What to work on
Copy every line that contains the string "icon" from the entries below.

(Data about app and page elements)

--- START ---

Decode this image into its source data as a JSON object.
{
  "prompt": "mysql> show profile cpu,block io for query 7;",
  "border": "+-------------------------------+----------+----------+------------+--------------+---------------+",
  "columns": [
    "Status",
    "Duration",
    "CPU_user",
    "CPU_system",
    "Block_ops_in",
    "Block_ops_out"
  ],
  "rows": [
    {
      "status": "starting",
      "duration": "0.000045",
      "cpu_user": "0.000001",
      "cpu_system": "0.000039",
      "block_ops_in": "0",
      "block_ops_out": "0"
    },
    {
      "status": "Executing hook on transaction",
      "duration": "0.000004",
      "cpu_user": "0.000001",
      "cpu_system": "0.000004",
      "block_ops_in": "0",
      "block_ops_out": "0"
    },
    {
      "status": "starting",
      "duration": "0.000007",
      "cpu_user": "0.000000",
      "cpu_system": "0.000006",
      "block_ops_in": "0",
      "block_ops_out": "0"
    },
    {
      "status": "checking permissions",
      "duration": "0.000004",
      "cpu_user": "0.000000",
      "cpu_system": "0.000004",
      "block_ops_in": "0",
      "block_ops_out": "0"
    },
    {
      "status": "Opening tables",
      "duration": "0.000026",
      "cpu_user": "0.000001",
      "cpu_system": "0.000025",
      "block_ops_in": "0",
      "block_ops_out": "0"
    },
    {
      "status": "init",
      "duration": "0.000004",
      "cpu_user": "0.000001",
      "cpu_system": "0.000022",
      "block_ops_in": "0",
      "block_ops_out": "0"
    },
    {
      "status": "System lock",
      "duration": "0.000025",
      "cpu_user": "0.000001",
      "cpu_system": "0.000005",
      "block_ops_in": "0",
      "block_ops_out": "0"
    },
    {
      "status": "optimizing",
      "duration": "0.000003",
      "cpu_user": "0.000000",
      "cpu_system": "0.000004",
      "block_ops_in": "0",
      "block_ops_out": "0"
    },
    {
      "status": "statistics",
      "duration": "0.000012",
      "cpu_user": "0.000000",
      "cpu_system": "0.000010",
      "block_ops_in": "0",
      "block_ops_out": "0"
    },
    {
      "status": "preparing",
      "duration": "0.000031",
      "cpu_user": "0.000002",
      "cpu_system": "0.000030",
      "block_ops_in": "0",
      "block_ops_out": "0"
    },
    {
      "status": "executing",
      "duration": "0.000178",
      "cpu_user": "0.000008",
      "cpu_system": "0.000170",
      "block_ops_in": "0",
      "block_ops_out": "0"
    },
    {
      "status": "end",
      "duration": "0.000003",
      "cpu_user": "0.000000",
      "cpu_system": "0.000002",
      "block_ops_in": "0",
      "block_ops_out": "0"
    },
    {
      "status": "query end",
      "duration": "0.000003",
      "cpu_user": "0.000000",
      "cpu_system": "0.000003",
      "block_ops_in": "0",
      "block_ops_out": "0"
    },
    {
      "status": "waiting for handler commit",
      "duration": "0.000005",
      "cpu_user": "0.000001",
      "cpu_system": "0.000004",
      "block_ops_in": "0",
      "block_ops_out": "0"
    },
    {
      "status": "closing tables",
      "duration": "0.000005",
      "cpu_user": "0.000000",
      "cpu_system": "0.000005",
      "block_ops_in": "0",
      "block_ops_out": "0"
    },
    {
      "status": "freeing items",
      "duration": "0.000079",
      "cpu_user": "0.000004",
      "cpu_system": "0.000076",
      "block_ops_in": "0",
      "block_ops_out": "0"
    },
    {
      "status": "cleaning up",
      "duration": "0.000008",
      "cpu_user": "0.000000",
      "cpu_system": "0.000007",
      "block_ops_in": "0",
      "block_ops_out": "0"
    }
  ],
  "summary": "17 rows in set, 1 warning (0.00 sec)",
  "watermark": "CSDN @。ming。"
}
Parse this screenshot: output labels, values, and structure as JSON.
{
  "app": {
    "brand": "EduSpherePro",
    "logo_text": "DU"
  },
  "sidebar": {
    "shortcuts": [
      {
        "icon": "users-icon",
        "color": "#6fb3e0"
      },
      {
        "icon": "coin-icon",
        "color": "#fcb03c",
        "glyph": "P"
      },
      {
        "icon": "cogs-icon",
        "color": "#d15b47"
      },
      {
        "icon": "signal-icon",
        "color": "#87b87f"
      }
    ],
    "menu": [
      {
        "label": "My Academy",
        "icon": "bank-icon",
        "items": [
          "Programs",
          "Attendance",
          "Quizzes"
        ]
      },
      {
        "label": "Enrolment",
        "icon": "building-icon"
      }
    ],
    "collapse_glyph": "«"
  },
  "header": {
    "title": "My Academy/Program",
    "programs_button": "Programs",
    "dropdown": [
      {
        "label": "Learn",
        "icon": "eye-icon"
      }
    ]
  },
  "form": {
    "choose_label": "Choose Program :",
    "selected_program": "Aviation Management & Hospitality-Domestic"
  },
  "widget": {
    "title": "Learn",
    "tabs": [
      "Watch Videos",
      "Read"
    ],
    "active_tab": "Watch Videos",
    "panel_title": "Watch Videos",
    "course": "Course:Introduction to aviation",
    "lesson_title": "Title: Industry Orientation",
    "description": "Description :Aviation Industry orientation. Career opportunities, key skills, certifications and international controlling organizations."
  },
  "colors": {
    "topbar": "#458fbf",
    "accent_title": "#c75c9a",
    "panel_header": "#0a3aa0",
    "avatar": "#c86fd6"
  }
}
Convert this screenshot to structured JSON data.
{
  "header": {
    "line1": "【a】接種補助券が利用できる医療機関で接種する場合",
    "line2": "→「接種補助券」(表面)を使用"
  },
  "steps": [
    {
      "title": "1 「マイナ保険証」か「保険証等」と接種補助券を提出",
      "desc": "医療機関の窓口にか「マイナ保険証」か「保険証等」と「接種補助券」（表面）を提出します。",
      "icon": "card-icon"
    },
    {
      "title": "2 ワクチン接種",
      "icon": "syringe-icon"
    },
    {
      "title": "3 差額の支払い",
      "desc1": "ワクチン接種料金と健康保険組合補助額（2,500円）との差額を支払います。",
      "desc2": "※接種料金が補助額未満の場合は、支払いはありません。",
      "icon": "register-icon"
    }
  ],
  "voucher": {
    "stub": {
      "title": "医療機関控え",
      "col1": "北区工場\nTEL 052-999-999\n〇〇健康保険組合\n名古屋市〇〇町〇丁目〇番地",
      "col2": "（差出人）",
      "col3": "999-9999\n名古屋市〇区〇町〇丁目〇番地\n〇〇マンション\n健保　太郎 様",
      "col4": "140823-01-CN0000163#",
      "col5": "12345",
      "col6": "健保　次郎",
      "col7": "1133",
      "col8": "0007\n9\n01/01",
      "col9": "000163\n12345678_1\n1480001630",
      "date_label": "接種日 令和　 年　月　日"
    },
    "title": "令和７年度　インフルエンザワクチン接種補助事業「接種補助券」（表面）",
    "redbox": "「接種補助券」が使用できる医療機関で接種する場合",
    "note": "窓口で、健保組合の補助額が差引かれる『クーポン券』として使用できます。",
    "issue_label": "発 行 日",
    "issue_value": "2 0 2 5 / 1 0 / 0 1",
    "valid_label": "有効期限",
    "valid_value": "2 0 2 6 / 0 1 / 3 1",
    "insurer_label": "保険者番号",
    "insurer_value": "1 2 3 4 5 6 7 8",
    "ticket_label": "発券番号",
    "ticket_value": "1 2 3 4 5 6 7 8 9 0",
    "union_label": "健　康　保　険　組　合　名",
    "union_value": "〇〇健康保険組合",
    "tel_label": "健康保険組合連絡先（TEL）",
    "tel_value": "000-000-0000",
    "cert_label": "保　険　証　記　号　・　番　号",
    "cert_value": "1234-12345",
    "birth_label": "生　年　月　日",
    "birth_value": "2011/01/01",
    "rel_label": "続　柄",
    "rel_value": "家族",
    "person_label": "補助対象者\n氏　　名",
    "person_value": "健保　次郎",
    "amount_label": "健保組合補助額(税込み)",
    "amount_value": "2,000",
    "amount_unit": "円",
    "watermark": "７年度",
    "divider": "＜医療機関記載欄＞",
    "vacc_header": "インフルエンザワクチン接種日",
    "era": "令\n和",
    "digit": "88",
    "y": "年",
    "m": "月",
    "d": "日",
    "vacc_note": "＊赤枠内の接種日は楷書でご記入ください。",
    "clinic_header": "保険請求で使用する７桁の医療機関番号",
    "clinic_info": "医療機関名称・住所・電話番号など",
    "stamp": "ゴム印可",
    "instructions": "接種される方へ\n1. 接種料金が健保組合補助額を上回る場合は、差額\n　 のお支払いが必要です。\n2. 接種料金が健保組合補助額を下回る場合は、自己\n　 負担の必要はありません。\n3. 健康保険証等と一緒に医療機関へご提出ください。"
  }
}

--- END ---

Solution for this task
        "icon": "users-icon",
        "icon": "coin-icon",
        "icon": "cogs-icon",
        "icon": "signal-icon",
        "icon": "bank-icon",
        "icon": "building-icon"
        "icon": "eye-icon"
      "icon": "card-icon"
      "icon": "syringe-icon"
      "icon": "register-icon"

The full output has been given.